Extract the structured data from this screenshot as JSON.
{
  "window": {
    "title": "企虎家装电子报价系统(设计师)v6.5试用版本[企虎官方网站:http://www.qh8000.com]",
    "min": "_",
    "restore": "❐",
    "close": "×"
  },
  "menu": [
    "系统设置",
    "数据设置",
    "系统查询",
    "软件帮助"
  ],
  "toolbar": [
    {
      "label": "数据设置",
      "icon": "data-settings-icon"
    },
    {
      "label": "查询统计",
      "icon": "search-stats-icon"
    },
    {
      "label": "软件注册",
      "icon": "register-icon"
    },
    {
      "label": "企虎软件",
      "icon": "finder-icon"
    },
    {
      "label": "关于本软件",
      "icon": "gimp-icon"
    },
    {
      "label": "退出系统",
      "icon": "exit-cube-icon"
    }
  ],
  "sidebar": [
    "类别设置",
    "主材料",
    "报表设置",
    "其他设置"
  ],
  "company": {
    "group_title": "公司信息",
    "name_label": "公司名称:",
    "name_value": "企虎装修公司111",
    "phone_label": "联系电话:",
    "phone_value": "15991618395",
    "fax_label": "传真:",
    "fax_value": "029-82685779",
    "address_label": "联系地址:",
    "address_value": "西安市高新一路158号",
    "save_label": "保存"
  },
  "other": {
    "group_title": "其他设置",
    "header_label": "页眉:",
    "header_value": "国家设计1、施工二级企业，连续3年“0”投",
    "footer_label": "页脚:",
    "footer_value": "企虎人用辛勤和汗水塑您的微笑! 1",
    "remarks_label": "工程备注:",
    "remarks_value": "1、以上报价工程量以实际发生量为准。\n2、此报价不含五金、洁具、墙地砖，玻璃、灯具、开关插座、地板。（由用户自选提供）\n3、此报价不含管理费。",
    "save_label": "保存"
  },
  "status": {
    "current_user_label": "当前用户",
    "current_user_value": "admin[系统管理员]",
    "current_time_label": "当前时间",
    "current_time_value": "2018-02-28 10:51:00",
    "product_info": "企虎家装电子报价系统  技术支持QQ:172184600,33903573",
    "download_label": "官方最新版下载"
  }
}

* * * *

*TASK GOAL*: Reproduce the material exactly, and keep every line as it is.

*EXERCISE RESPONSE*:
Extract the structured data from this screenshot as JSON.
{
  "window": {
    "title": "企虎家装电子报价系统(设计师)v6.5试用版本[企虎官方网站:http://www.qh8000.com]",
    "min": "_",
    "restore": "❐",
    "close": "×"
  },
  "menu": [
    "系统设置",
    "数据设置",
    "系统查询",
    "软件帮助"
  ],
  "toolbar": [
    {
      "label": "数据设置",
      "icon": "data-settings-icon"
    },
    {
      "label": "查询统计",
      "icon": "search-stats-icon"
    },
    {
      "label": "软件注册",
      "icon": "register-icon"
    },
    {
      "label": "企虎软件",
      "icon": "finder-icon"
    },
    {
      "label": "关于本软件",
      "icon": "gimp-icon"
    },
    {
      "label": "退出系统",
      "icon": "exit-cube-icon"
    }
  ],
  "sidebar": [
    "类别设置",
    "主材料",
    "报表设置",
    "其他设置"
  ],
  "company": {
    "group_title": "公司信息",
    "name_label": "公司名称:",
    "name_value": "企虎装修公司111",
    "phone_label": "联系电话:",
    "phone_value": "15991618395",
    "fax_label": "传真:",
    "fax_value": "029-82685779",
    "address_label": "联系地址:",
    "address_value": "西安市高新一路158号",
    "save_label": "保存"
  },
  "other": {
    "group_title": "其他设置",
    "header_label": "页眉:",
    "header_value": "国家设计1、施工二级企业，连续3年“0”投",
    "footer_label": "页脚:",
    "footer_value": "企虎人用辛勤和汗水塑您的微笑! 1",
    "remarks_label": "工程备注:",
    "remarks_value": "1、以上报价工程量以实际发生量为准。\n2、此报价不含五金、洁具、墙地砖，玻璃、灯具、开关插座、地板。（由用户自选提供）\n3、此报价不含管理费。",
    "save_label": "保存"
  },
  "status": {
    "current_user_label": "当前用户",
    "current_user_value": "admin[系统管理员]",
    "current_time_label": "当前时间",
    "current_time_value": "2018-02-28 10:51:00",
    "product_info": "企虎家装电子报价系统  技术支持QQ:172184600,33903573",
    "download_label": "官方最新版下载"
  }
}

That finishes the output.